that is the doom of all who're born,
I take the excess with my hair
against the day I'm left forlorn.

I bear the fragrance of your death:
The precious airs of myrrh and nard
perfume my each remaining breath,
all flowing from a broken jar.
Anointing of Jesus By Dieric Bouts – Web Gallery of Art:   Image  Info about artwork, Public Domain,

Swords and Clubs

At this they laid hands on him and arrested him.

One of the bystanders drew his sword,

struck the high priest’s servant, and cut off his ear.

Jesus said to them in reply,

“Have you come out as against a robber, 

with swords and clubs, to seize me?

Mark 14:1-15:47
They come for you with clubs and swords,
so we draw ours—the ancient way—
but, meek before these earthly lords,
Christ tells us, “Put your swords away.”

Oh, we would fight for you, great God!
And we would triumph in your name!
The hand that strikes you with the rod,
we strike it off, to spare your shame.

But this is not the peace you sow—
Lord, we have ears but have not heard!
A lamb before the shears you go
and utter not a single word.

This is the ancient war you wage:
The only sword you draw is death,
and with it calm the storms of rage
and pass away, a fading breath.

Oh, touch our ears to hear at last
the words you tell us still today,
to turn from all our violence, lest
the violent bear us all away.
The Arrest of Christ, c. 1450-1460, By Dieric Bouts – Web Gallery of Art:   Image  Info about artwork, Public Domain,

Annunciation 2021

How is it that today alone
I look on what has always been?
Such grace was never to me shown—
I looked before, but had not seen.

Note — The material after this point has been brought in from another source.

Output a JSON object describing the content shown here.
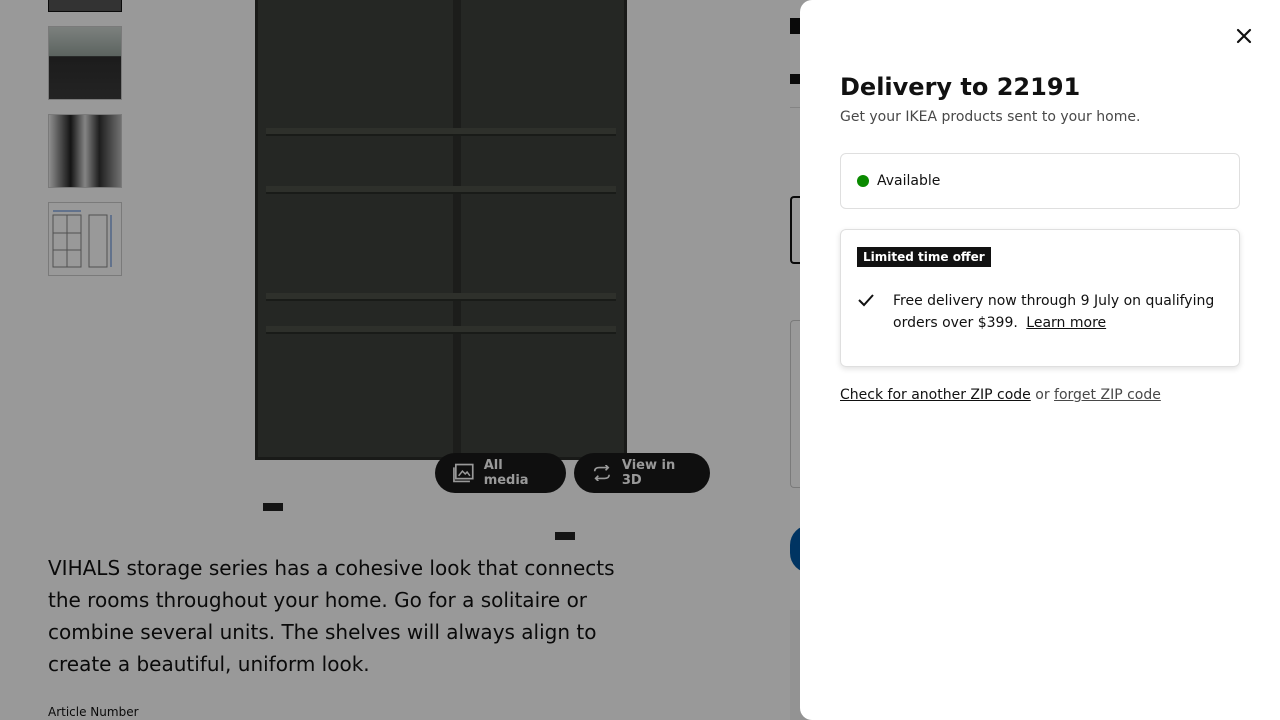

But now I hear the call to start
in every breath the silence brings.
How did the darkness on my heart
become the shadow of your wings?

Each moment asks me once again
if I will be as you have said;
each pulse that beats, I breathe, “Amen,”
and I will do 'til I am dead.

If only I had always heard;
if only I had always seen—
but now you've given me your Word
that ever shall be and has been.

O God, do not take him from me,
but let me ever hear that voice
that stings more fiercely than the bee,
more sweetly than all honeyed joys!

But if you do, if he should go,
then honed and hollowed, still I'd say
what I have known, I yet will know.
Though light were flown, I see the day.
Annunciation in miniature By Unknown author –, Public Domain,